Bollywood must be reeling from the disrespect paid to it by its smaller cousin in California. It’s not bad enough that the Hindi version of Spiderman 3 broke box office records in India, outgrossing domestic productions with a clear ripoff of Indian cinema complete with Tobey Maguire’s Bollystyle costumes, dancing, and hair acting. But to make matters worse, Disney has been muscling in on Bolly’s home turf, the absurd movie musical.
In an audacious move akin to bringing coals to Newcastle, Disney released High School Musical (1) with songs and dialogue dubbed into Hindi in 2006. The new release involved a few subtle changes that revealed how well Disney understands Indian film audiences:
Consider “Bop to the Top,” the title of a song from the first movie. In India, one of Disney’s most important foreign markets, the phrase was changed to “Pa Pa Pa Paye Yeh Dil,” which the company said roughly translates to “the heart is full of happiness” in Hindi. A Hindi translator contacted by The New York Times said: “It’s sort of like a Duran Duran song. The words sound sexy but mean nothing…” [Link]
The dubbed version of HSM did well enough that now Disney is releasing the sequel, High School Musical 2, with an entirely Indian cast. It’s just one of many versions of HSM2 with local casts – you can see them displayed in this medley of different adaptations of HSM2 from around the world.
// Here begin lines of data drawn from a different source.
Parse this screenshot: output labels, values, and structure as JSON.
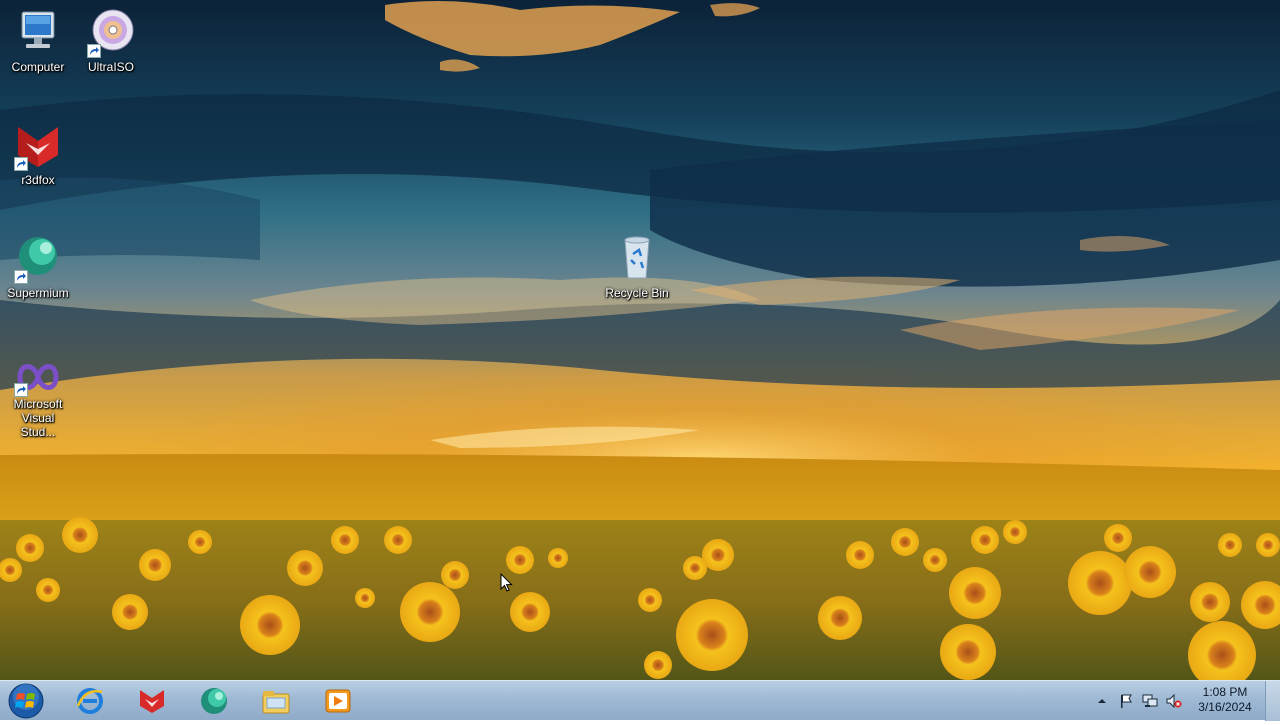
{
  "desktop": {
    "icons": [
      {
        "label": "Computer",
        "icon": "computer-icon"
      },
      {
        "label": "UltraISO",
        "icon": "ultraiso-icon"
      },
      {
        "label": "r3dfox",
        "icon": "r3dfox-icon"
      },
      {
        "label": "Supermium",
        "icon": "supermium-icon"
      },
      {
        "label": "Microsoft Visual Stud...",
        "icon": "visual-studio-icon"
      },
      {
        "label": "Recycle Bin",
        "icon": "recycle-bin-icon"
      }
    ]
  },
  "taskbar": {
    "start": {
      "icon": "windows-start-icon"
    },
    "pinned": [
      {
        "icon": "internet-explorer-icon"
      },
      {
        "icon": "r3dfox-icon"
      },
      {
        "icon": "supermium-icon"
      },
      {
        "icon": "file-explorer-icon"
      },
      {
        "icon": "media-player-icon"
      }
    ],
    "tray": {
      "icons": [
        "show-hidden-icons-arrow",
        "action-center-flag-icon",
        "network-icon",
        "volume-muted-icon"
      ],
      "time": "1:08 PM",
      "date": "3/16/2024"
    }
  },
  "colors": {
    "taskbar": "#9fb9d4",
    "sky_dark": "#0f2a44",
    "sunset": "#f3b22c",
    "field": "#d89a13"
  }
}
Below is the climatic song in the all-desi HSM2, Aaja Nachle, the replacement for “All for One” in the American version of HSM2:
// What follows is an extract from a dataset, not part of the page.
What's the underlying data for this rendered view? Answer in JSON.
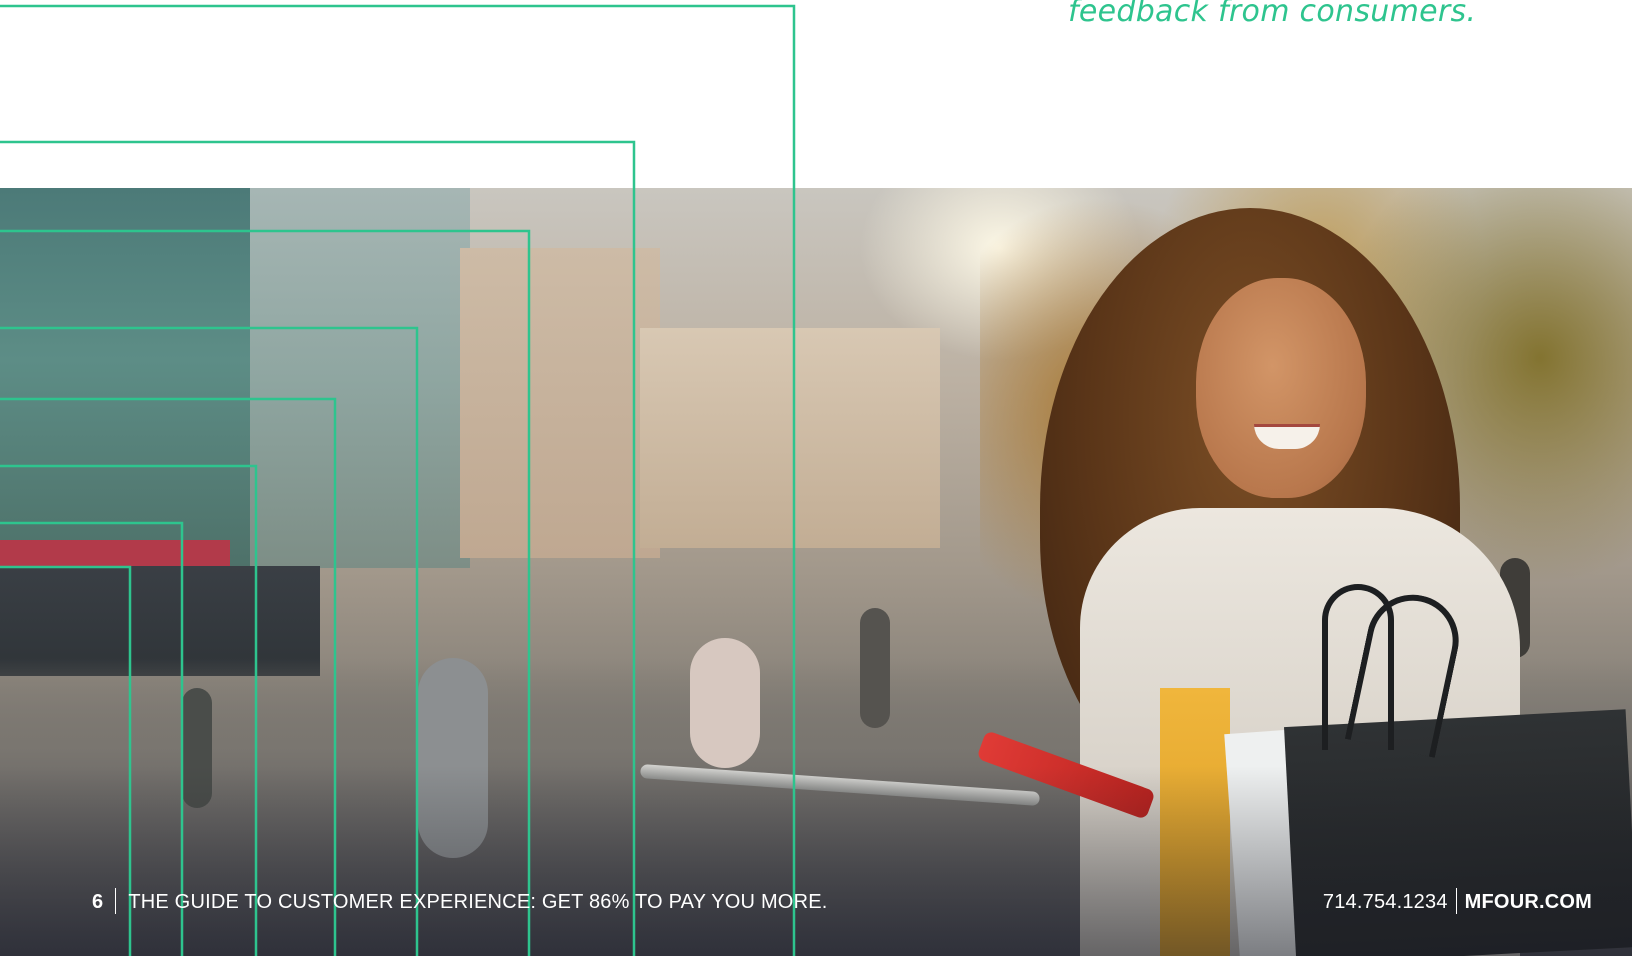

p>The song is a hit worldwide:
According to Nielsen Media Research, more than 1.5 million children age 6 to 11 watched “Aaja Nachle.” Even in a foreign language, children “can feel what they’re saying,” Ms. Sweeney said. [Link]
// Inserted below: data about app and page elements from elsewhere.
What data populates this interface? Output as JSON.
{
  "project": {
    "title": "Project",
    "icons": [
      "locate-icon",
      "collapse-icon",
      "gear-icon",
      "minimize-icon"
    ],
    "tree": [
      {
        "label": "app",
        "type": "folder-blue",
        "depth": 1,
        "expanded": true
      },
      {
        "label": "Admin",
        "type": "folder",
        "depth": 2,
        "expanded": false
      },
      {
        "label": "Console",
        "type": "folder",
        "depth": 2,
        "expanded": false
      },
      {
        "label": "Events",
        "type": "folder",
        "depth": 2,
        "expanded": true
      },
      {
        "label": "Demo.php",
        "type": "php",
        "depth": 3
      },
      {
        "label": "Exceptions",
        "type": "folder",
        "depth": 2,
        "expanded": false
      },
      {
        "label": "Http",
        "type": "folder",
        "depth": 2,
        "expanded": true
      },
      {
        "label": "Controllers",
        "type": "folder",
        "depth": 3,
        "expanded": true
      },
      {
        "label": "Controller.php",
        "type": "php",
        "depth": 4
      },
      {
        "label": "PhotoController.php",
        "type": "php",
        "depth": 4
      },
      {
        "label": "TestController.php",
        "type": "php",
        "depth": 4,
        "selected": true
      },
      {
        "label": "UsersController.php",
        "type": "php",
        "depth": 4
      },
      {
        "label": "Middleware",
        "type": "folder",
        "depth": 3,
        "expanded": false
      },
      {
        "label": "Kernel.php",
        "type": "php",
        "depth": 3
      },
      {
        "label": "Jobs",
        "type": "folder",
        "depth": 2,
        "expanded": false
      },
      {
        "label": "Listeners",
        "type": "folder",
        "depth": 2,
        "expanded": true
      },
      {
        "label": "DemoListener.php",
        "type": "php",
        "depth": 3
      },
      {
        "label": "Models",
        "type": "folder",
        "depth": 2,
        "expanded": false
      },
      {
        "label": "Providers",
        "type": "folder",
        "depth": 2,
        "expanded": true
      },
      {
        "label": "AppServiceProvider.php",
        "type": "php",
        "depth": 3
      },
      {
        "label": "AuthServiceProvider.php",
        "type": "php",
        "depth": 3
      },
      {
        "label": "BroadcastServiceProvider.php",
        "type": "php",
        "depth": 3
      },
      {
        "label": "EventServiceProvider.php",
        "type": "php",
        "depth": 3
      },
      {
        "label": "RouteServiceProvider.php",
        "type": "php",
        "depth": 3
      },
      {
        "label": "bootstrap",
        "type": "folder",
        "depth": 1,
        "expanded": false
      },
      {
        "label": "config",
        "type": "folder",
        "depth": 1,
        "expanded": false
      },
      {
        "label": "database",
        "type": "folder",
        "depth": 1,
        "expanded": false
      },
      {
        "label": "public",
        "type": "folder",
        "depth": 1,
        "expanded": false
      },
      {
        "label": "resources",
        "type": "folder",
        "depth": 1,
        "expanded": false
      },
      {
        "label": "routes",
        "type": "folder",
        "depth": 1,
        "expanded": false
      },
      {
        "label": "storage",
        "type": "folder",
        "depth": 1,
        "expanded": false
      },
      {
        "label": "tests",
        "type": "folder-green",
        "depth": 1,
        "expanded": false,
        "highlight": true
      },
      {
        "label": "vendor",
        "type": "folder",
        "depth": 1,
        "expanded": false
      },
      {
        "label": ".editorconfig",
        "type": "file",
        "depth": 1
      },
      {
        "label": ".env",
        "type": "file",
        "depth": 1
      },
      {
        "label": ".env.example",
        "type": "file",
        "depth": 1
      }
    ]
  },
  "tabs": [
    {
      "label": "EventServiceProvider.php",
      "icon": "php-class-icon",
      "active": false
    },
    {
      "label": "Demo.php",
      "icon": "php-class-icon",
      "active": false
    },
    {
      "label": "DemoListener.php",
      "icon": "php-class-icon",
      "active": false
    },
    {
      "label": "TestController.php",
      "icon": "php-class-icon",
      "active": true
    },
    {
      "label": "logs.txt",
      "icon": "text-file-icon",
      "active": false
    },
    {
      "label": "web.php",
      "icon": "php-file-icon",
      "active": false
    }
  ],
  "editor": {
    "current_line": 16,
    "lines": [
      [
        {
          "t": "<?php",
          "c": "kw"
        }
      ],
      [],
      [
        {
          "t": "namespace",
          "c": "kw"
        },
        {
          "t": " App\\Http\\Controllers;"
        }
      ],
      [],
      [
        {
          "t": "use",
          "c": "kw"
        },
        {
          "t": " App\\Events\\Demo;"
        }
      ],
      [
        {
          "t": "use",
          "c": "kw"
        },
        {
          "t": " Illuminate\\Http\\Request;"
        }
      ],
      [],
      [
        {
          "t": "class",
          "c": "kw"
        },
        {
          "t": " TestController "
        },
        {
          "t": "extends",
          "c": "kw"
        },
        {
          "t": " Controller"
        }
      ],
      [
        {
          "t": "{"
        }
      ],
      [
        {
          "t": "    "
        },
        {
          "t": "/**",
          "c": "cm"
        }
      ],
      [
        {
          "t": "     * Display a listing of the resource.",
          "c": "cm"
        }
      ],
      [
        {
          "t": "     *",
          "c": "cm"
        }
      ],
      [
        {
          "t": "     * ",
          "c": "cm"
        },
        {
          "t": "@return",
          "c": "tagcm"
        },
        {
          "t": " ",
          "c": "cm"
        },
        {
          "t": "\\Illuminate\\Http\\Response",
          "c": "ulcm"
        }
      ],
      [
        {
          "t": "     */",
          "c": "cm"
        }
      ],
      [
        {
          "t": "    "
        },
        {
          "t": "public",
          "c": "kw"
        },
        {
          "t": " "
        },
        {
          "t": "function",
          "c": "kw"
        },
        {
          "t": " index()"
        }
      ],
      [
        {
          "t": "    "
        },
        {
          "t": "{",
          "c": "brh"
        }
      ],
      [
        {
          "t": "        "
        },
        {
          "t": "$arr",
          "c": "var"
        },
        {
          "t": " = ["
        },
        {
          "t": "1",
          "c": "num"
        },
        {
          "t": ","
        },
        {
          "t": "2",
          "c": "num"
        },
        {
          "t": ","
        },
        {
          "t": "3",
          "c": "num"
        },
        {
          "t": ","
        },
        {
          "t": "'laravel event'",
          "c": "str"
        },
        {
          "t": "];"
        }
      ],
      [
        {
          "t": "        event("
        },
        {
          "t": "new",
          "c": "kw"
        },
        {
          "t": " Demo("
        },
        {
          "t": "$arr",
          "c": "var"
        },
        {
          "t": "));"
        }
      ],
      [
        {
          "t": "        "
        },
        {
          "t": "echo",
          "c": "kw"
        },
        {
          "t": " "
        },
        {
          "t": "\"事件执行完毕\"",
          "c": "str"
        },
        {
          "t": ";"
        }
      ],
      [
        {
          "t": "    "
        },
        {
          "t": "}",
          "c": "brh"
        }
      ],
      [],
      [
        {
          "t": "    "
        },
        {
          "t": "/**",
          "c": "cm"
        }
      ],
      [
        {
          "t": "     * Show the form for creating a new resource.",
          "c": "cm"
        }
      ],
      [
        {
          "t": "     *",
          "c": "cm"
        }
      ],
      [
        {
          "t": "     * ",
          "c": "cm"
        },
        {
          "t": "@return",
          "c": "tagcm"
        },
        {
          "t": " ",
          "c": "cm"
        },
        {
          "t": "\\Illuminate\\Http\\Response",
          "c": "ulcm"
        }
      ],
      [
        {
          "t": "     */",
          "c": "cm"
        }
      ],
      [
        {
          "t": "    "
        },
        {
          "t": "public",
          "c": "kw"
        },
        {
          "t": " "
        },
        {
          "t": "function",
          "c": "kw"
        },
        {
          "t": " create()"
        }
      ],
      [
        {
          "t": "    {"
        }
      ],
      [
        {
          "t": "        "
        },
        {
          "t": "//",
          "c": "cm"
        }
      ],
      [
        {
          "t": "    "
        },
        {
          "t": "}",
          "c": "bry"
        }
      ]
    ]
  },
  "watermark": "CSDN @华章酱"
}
The Indian film industry is taking Disney’s blatant neo-imperialism very seriously, and is launching a counter-strike. They have announced that SRK will star in a completely naturalistic biopic of Dalip Singh Saund‘s life to be released for American markets, saying that anything Miramax can do, they can do better.